“Where maps measure and notate the world, mapping is, in the words of landscape architect James Corner, ‘a collective enabling enterprise,’ a creative act that describes and constructs the space we live in, a project that ‘reveals and realizes hidden potential.’” (Abams, Hall 2006)

Arguably, mapping is the perfect visualization of metaphorical relationships. Increasingly, what is mapped is far more complex than simple indications of where material, abiotic elements might be located. Mapping is used to diagram conversations, ideas and consumer habits. It is therefore not surprising that many artists, especially those concerned with conceptual or ecosystem functions have explored mapping as either a genre or a tool, as have I.

In this chapter, I will discuss how mapping is used as a tool for environmental activism and conservation. I will make comparisons between how GIS is used by environmental artists.  I will consider what GISc means in the particular context of identifying nucleation points for landscape scale restoration as environmental triage and discuss why and how I employed GISc as a tool to argue for trigger point theory.

Participatory mapping as a means to empower the invisible 
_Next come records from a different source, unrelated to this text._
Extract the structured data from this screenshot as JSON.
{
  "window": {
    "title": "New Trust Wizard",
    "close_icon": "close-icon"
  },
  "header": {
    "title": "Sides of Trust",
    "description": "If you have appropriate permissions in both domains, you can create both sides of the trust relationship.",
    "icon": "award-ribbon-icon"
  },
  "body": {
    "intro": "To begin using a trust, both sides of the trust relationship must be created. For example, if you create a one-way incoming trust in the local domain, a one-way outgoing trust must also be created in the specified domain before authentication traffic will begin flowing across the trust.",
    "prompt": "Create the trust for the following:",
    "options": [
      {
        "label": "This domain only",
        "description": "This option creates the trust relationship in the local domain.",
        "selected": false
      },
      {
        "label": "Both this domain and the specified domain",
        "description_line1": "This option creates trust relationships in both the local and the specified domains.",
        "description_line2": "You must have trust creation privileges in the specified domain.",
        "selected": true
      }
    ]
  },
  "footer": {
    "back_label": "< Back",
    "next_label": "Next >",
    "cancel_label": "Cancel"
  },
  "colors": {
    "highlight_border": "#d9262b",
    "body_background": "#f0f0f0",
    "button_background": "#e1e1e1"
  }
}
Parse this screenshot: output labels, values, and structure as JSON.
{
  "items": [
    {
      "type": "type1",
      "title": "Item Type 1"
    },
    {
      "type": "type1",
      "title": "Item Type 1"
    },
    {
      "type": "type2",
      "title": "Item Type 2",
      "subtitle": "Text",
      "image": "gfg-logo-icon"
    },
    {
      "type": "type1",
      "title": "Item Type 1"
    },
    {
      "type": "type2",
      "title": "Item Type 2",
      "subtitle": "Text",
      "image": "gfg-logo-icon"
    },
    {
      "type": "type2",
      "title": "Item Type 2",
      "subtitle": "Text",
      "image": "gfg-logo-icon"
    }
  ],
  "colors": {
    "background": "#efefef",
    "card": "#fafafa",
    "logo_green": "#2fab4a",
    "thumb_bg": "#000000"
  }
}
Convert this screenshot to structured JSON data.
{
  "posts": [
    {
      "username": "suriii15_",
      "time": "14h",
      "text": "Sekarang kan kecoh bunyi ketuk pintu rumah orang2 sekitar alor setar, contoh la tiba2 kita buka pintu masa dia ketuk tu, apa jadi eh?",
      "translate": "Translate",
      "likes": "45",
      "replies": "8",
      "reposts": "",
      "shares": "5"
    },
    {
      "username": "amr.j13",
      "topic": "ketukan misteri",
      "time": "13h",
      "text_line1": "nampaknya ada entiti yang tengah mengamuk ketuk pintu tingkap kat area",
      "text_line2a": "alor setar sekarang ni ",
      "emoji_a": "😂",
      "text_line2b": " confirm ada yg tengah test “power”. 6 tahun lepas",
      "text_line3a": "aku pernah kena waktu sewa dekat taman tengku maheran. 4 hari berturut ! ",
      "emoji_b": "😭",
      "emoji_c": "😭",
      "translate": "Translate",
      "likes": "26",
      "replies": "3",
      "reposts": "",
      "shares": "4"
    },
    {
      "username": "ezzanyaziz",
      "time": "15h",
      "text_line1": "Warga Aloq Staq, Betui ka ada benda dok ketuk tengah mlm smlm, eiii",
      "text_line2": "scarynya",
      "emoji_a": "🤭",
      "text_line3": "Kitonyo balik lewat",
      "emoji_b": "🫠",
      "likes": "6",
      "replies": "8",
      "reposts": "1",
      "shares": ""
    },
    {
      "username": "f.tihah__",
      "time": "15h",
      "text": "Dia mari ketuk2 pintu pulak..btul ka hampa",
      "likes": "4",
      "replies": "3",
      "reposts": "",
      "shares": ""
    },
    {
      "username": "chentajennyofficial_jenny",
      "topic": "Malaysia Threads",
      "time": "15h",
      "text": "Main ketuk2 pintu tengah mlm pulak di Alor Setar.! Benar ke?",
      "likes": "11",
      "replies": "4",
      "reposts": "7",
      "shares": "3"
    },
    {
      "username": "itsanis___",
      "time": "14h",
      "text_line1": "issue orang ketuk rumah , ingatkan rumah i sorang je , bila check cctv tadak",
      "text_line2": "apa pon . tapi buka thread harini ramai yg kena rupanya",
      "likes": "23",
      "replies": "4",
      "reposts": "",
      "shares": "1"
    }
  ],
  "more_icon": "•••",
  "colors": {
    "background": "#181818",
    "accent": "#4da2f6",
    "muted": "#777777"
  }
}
In other cultures, as Australian aboriginal Maori peoples, maps of dreams and spiritual experiences in walkabouts have always been considered as real, if not more so, as the material world. Such maps may be seen as precursors to participatory mapping, a ubiquitously applied Western educative exercise in “locating” experiences of a place that may include diverse elements which might be given relatively equal spatial value, e.g., subjective perception and memory, emotions of fear or serenity, government regulations, a bicycle route or a river. Participatory mapping is often used to formally engage communities, as pastoral Kenyan farmers in public planning for ranked risk management (Smith et al 2000). This may be a critical methodology for land and water management.  In the Kenyan example microvariant concerns about education and health were brought to the attention of government policy makers. It can make a relatively inexpensive bridge between intuitive and precise observations and engage hitherto unlikely sources for critical analysis, as sexworkers in Madagascar (Kruse et al 2003) to track where sexually transmitted diseases might be communicated.

In these examples, events and experiences are not always expected to be locationally accurate as psychosocial reality which can be a disadvantage of the technique. A church may be disproportionately large in relation to a forest stand. It can be difficult to later georeference important data. As with adaptive management, less vocal participants can become excluded. At worst, these documents can be a treasure map for scarce or protected resources.

The International Fund for Agricultural Development (IFAD) recommends that communities undertaking participatory mapping with outside stakeholders protect themselves with written legal agreements. IFAD recommends that goals be clearly identified by asking questions such as:
• Why do we want to make a map?
• Who do we want to show it to?
• What are some of our most important land-related issues?
• What can we use the map for in the short term?
• What can we use the map for in the long term?
• Is there a predefined reason for creating the map?
The advantages of participatory mapping, besides economics and time sensitivity include that respondents who actively participate can determine priorities, create easily understood, informal visuals and indicate early warnings of problems without laborious training. Indigenous communities often initiate participatory mapping as a means of empowerment. It can be a first political advocacy step in archiving or sharing local knowledge and making concerns visible to an outside world, including sovereignty claims (IFAD 2009) and resistance to industrial hegemony. These maps may be 3D, include oral or written histories and songs as well as graphics, creating accessible performative scripts for map readers. Policy and restoration work is often best served by a combination of participatory mapping and GIS spatialization. In poorer communities the need to integrate participatory mapping with low cost GIS can be served by a movement for participatory GIS (PGIS). But that doesn’t mitigate how difficult GIS software can be.